(Data records)
+---+

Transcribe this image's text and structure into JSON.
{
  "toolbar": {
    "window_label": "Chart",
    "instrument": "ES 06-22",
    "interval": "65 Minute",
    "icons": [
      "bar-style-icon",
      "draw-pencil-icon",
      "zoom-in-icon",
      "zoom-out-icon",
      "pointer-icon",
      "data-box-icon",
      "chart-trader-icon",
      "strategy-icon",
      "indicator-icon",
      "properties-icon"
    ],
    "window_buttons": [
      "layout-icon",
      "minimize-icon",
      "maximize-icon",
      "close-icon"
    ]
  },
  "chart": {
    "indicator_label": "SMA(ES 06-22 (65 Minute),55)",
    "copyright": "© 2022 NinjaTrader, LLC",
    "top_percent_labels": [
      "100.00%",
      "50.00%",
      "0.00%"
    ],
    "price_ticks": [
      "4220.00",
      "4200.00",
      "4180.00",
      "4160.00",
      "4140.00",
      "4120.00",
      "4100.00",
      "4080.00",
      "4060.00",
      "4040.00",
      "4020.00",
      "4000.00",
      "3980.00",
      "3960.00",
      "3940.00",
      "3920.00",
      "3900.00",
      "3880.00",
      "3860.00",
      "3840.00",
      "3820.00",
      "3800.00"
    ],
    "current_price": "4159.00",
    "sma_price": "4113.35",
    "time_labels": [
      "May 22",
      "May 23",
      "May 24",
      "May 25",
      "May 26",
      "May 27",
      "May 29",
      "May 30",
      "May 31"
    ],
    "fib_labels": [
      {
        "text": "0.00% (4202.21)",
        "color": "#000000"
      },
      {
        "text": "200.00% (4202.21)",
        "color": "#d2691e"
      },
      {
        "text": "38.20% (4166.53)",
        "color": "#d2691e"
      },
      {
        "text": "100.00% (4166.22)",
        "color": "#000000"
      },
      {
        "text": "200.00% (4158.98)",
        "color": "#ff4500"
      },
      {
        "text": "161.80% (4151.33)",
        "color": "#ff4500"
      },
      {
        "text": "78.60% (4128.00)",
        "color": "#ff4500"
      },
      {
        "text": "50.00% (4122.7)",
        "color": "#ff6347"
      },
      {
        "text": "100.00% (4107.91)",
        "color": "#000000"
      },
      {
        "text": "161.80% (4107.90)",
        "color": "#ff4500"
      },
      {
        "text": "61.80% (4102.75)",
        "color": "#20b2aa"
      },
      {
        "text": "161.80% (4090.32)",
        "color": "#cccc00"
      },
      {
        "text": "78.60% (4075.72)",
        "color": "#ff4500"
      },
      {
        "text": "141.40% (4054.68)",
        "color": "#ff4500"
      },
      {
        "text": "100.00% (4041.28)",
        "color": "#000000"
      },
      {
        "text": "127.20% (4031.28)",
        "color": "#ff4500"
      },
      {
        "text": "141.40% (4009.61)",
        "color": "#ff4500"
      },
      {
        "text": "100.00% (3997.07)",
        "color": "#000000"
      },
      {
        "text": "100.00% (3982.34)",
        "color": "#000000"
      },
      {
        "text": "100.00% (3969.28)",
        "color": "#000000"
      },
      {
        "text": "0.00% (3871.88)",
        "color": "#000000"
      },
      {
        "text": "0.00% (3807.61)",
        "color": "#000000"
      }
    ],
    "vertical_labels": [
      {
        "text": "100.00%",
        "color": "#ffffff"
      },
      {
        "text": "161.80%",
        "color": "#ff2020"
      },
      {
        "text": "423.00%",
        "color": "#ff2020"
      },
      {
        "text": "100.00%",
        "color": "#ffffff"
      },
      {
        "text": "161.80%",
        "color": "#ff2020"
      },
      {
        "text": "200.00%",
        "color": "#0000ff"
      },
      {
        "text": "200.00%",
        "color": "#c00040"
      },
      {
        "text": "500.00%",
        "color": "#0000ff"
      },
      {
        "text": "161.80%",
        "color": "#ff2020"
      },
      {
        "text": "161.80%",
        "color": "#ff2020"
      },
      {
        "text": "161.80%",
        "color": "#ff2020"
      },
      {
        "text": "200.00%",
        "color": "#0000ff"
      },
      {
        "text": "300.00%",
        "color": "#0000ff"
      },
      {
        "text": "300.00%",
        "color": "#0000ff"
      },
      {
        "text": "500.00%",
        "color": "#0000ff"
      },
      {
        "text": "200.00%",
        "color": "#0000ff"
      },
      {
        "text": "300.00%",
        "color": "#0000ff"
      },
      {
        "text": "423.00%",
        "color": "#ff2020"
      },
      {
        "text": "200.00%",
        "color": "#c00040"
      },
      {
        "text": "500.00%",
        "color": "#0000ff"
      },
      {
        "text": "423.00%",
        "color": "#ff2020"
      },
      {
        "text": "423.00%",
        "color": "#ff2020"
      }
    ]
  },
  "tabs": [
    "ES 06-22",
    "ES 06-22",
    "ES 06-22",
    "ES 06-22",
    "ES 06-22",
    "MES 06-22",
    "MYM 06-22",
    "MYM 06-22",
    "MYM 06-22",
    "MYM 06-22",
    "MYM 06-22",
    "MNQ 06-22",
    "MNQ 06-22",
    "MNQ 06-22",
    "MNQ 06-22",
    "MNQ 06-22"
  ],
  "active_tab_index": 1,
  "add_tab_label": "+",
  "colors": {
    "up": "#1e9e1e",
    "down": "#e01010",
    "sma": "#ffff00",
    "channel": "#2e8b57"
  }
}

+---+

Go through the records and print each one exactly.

▸ **RESPONSE TO THE EXERCISE**
Transcribe this image's text and structure into JSON.
{
  "toolbar": {
    "window_label": "Chart",
    "instrument": "ES 06-22",
    "interval": "65 Minute",
    "icons": [
      "bar-style-icon",
      "draw-pencil-icon",
      "zoom-in-icon",
      "zoom-out-icon",
      "pointer-icon",
      "data-box-icon",
      "chart-trader-icon",
      "strategy-icon",
      "indicator-icon",
      "properties-icon"
    ],
    "window_buttons": [
      "layout-icon",
      "minimize-icon",
      "maximize-icon",
      "close-icon"
    ]
  },
  "chart": {
    "indicator_label": "SMA(ES 06-22 (65 Minute),55)",
    "copyright": "© 2022 NinjaTrader, LLC",
    "top_percent_labels": [
      "100.00%",
      "50.00%",
      "0.00%"
    ],
    "price_ticks": [
      "4220.00",
      "4200.00",
      "4180.00",
      "4160.00",
      "4140.00",
      "4120.00",
      "4100.00",
      "4080.00",
      "4060.00",
      "4040.00",
      "4020.00",
      "4000.00",
      "3980.00",
      "3960.00",
      "3940.00",
      "3920.00",
      "3900.00",
      "3880.00",
      "3860.00",
      "3840.00",
      "3820.00",
      "3800.00"
    ],
    "current_price": "4159.00",
    "sma_price": "4113.35",
    "time_labels": [
      "May 22",
      "May 23",
      "May 24",
      "May 25",
      "May 26",
      "May 27",
      "May 29",
      "May 30",
      "May 31"
    ],
    "fib_labels": [
      {
        "text": "0.00% (4202.21)",
        "color": "#000000"
      },
      {
        "text": "200.00% (4202.21)",
        "color": "#d2691e"
      },
      {
        "text": "38.20% (4166.53)",
        "color": "#d2691e"
      },
      {
        "text": "100.00% (4166.22)",
        "color": "#000000"
      },
      {
        "text": "200.00% (4158.98)",
        "color": "#ff4500"
      },
      {
        "text": "161.80% (4151.33)",
        "color": "#ff4500"
      },
      {
        "text": "78.60% (4128.00)",
        "color": "#ff4500"
      },
      {
        "text": "50.00% (4122.7)",
        "color": "#ff6347"
      },
      {
        "text": "100.00% (4107.91)",
        "color": "#000000"
      },
      {
        "text": "161.80% (4107.90)",
        "color": "#ff4500"
      },
      {
        "text": "61.80% (4102.75)",
        "color": "#20b2aa"
      },
      {
        "text": "161.80% (4090.32)",
        "color": "#cccc00"
      },
      {
        "text": "78.60% (4075.72)",
        "color": "#ff4500"
      },
      {
        "text": "141.40% (4054.68)",
        "color": "#ff4500"
      },
      {
        "text": "100.00% (4041.28)",
        "color": "#000000"
      },
      {
        "text": "127.20% (4031.28)",
        "color": "#ff4500"
      },
      {
        "text": "141.40% (4009.61)",
        "color": "#ff4500"
      },
      {
        "text": "100.00% (3997.07)",
        "color": "#000000"
      },
      {
        "text": "100.00% (3982.34)",
        "color": "#000000"
      },
      {
        "text": "100.00% (3969.28)",
        "color": "#000000"
      },
      {
        "text": "0.00% (3871.88)",
        "color": "#000000"
      },
      {
        "text": "0.00% (3807.61)",
        "color": "#000000"
      }
    ],
    "vertical_labels": [
      {
        "text": "100.00%",
        "color": "#ffffff"
      },
      {
        "text": "161.80%",
        "color": "#ff2020"
      },
      {
        "text": "423.00%",
        "color": "#ff2020"
      },
      {
        "text": "100.00%",
        "color": "#ffffff"
      },
      {
        "text": "161.80%",
        "color": "#ff2020"
      },
      {
        "text": "200.00%",
        "color": "#0000ff"
      },
      {
        "text": "200.00%",
        "color": "#c00040"
      },
      {
        "text": "500.00%",
        "color": "#0000ff"
      },
      {
        "text": "161.80%",
        "color": "#ff2020"
      },
      {
        "text": "161.80%",
        "color": "#ff2020"
      },
      {
        "text": "161.80%",
        "color": "#ff2020"
      },
      {
        "text": "200.00%",
        "color": "#0000ff"
      },
      {
        "text": "300.00%",
        "color": "#0000ff"
      },
      {
        "text": "300.00%",
        "color": "#0000ff"
      },
      {
        "text": "500.00%",
        "color": "#0000ff"
      },
      {
        "text": "200.00%",
        "color": "#0000ff"
      },
      {
        "text": "300.00%",
        "color": "#0000ff"
      },
      {
        "text": "423.00%",
        "color": "#ff2020"
      },
      {
        "text": "200.00%",
        "color": "#c00040"
      },
      {
        "text": "500.00%",
        "color": "#0000ff"
      },
      {
        "text": "423.00%",
        "color": "#ff2020"
      },
      {
        "text": "423.00%",
        "color": "#ff2020"
      }
    ]
  },
  "tabs": [
    "ES 06-22",
    "ES 06-22",
    "ES 06-22",
    "ES 06-22",
    "ES 06-22",
    "MES 06-22",
    "MYM 06-22",
    "MYM 06-22",
    "MYM 06-22",
    "MYM 06-22",
    "MYM 06-22",
    "MNQ 06-22",
    "MNQ 06-22",
    "MNQ 06-22",
    "MNQ 06-22",
    "MNQ 06-22"
  ],
  "active_tab_index": 1,
  "add_tab_label": "+",
  "colors": {
    "up": "#1e9e1e",
    "down": "#e01010",
    "sma": "#ffff00",
    "channel": "#2e8b57"
  }
}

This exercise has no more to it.